In our last column, we talked about Max, a pleasant, mixed-breed dog whose owner had taught him lessons she hadn’t intended. By failing to require immediate compliance with commands the first time she gave them, she had taught Max the entirely obvious lesson that he didn’t have to comply until she had repeated a command several times.
Despite being a highly intelligent person, the woman also was making other mistakes. They came about because she didn’t consider the differences in the workings of human brains and canine brains. Without being aware that she was doing it, for example, she expected her dog to understand English. Max is a smart dog, but that’s a lot to ask.
For instance, the first time the woman issued her command, she did so properly. “Sit,” she said. When she didn’t get the response she wanted, she modified the command. “I said, ‘Sit!’” she said. The third time she tried, she used a string of other words. “Dammit, Max! I said ‘Sit!’”
Pity poor Max, because English is not his native tongue. Yes, dogs can learn to recognize words and respond to them. But when you string them together in sentences, that’s too much.
We want to use exactly the same command for a particular behavior every time. We don’t want to use “Sit” one day, “Sit down” the next and “Sit down right now!” the day after that. This can be a particular problem within a family. Part of the family may be using “Sit,” others may use “Sit down,” and still others may say, “Max, sit down.” Such lack of consistency in a household is setting a dog up for failure. As far as Max is concerned, everybody is saying something different.
It’s best, by the way, to use the command alone — without the dog’s name — for most commands. “Sit,” for example, to elicit that response. “Down,” for example, or any other word you wish to use consistently, to command the dog to lie down. The words themselves have no meaning for the dog except the meaning that you teach him.

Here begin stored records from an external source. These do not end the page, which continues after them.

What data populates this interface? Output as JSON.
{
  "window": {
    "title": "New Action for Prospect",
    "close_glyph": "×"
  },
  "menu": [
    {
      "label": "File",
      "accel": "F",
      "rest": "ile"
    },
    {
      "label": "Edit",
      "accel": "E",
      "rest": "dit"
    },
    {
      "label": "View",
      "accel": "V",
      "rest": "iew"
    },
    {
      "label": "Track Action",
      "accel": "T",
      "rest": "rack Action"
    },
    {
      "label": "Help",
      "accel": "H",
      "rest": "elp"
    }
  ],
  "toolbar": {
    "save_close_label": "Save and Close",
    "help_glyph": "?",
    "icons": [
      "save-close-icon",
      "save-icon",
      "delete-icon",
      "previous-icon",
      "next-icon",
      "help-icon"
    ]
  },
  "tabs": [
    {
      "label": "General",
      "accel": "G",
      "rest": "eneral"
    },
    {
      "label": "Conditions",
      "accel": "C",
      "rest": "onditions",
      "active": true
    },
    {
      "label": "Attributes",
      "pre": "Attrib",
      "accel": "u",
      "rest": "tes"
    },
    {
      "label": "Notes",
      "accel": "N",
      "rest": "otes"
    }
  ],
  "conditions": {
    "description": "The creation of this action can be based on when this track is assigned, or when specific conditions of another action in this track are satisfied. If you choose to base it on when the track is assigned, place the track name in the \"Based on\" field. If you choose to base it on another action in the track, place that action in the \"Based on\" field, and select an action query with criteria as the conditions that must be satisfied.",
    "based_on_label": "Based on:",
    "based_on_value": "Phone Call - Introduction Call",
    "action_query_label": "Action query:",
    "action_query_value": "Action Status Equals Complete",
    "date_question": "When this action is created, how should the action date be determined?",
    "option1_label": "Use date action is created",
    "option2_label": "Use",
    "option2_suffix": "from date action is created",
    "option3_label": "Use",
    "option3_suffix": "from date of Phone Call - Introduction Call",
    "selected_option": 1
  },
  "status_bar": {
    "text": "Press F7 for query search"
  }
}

It’s best to attach the dog’s name only to one command, and that command is to “Come.” People often attach the dog’s name to demands for various behaviors and, unfortunately, also to reprimands. “Max, bad dog! Max, get off the sofa! Max, shut up!”
Instead, try associating Max’s name only with good things: “Max, want to go outside? Max, want to go for a ride? Max, what a good boy!” You want to program Max so when he hears his name, he feels like a million bucks. You want him to hear that name and not be able to get to the source of it fast enough.

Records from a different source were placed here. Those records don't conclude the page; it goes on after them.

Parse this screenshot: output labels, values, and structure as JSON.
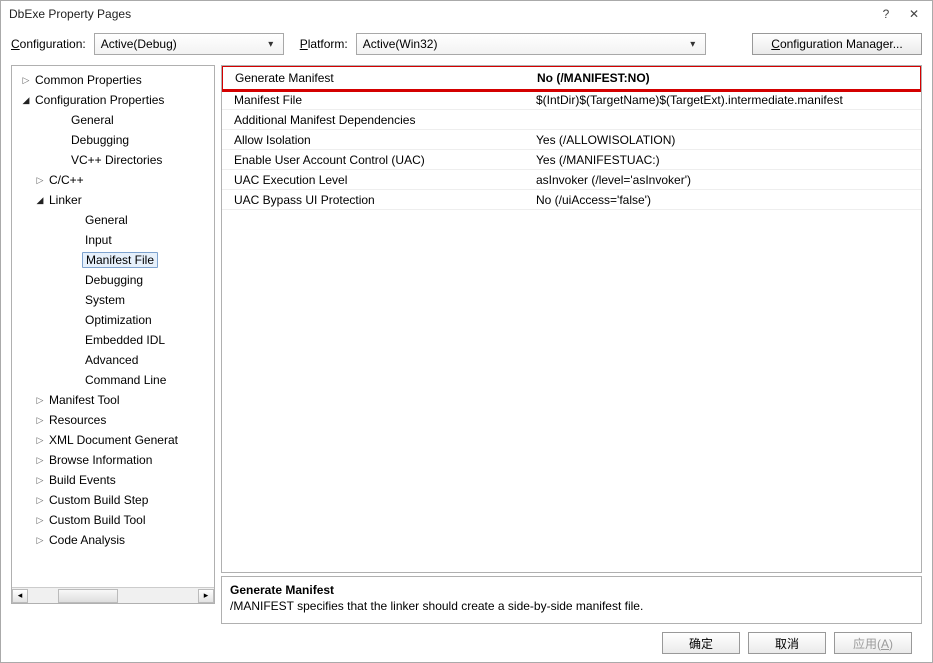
{
  "window": {
    "title": "DbExe Property Pages"
  },
  "toolbar": {
    "configuration_label": "Configuration:",
    "configuration_value": "Active(Debug)",
    "platform_label": "Platform:",
    "platform_value": "Active(Win32)",
    "config_manager": "Configuration Manager..."
  },
  "tree": {
    "items": [
      {
        "label": "Common Properties",
        "depth": 1,
        "arrow": "▷"
      },
      {
        "label": "Configuration Properties",
        "depth": 1,
        "arrow": "◢"
      },
      {
        "label": "General",
        "depth": 3,
        "arrow": ""
      },
      {
        "label": "Debugging",
        "depth": 3,
        "arrow": ""
      },
      {
        "label": "VC++ Directories",
        "depth": 3,
        "arrow": ""
      },
      {
        "label": "C/C++",
        "depth": 2,
        "arrow": "▷"
      },
      {
        "label": "Linker",
        "depth": 2,
        "arrow": "◢"
      },
      {
        "label": "General",
        "depth": 4,
        "arrow": ""
      },
      {
        "label": "Input",
        "depth": 4,
        "arrow": ""
      },
      {
        "label": "Manifest File",
        "depth": 4,
        "arrow": "",
        "selected": true
      },
      {
        "label": "Debugging",
        "depth": 4,
        "arrow": ""
      },
      {
        "label": "System",
        "depth": 4,
        "arrow": ""
      },
      {
        "label": "Optimization",
        "depth": 4,
        "arrow": ""
      },
      {
        "label": "Embedded IDL",
        "depth": 4,
        "arrow": ""
      },
      {
        "label": "Advanced",
        "depth": 4,
        "arrow": ""
      },
      {
        "label": "Command Line",
        "depth": 4,
        "arrow": ""
      },
      {
        "label": "Manifest Tool",
        "depth": 2,
        "arrow": "▷"
      },
      {
        "label": "Resources",
        "depth": 2,
        "arrow": "▷"
      },
      {
        "label": "XML Document Generat",
        "depth": 2,
        "arrow": "▷"
      },
      {
        "label": "Browse Information",
        "depth": 2,
        "arrow": "▷"
      },
      {
        "label": "Build Events",
        "depth": 2,
        "arrow": "▷"
      },
      {
        "label": "Custom Build Step",
        "depth": 2,
        "arrow": "▷"
      },
      {
        "label": "Custom Build Tool",
        "depth": 2,
        "arrow": "▷"
      },
      {
        "label": "Code Analysis",
        "depth": 2,
        "arrow": "▷"
      }
    ]
  },
  "properties": [
    {
      "name": "Generate Manifest",
      "value": "No (/MANIFEST:NO)",
      "highlight": true
    },
    {
      "name": "Manifest File",
      "value": "$(IntDir)$(TargetName)$(TargetExt).intermediate.manifest"
    },
    {
      "name": "Additional Manifest Dependencies",
      "value": ""
    },
    {
      "name": "Allow Isolation",
      "value": "Yes (/ALLOWISOLATION)"
    },
    {
      "name": "Enable User Account Control (UAC)",
      "value": "Yes (/MANIFESTUAC:)"
    },
    {
      "name": "UAC Execution Level",
      "value": "asInvoker (/level='asInvoker')"
    },
    {
      "name": "UAC Bypass UI Protection",
      "value": "No (/uiAccess='false')"
    }
  ],
  "description": {
    "title": "Generate Manifest",
    "text": "/MANIFEST specifies that the linker should create a side-by-side manifest file."
  },
  "buttons": {
    "ok": "确定",
    "cancel": "取消",
    "apply": "应用(A)"
  }
}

If you’ve made all the right associations in Max’s brain, the command, “Max, Come!” should fill him with desire to go to you.
Dianna Young is a certified, professional dog trainer and canine behaviorist from Camano Island, where she operates Camano Island Kennels Dog Boarding and Training Facility. She can be reached at (360) 387-DOGS or at firstname.lastname@example.org. Her web site address is http://www.camanoislandkennels.com. Or visit us at facebook.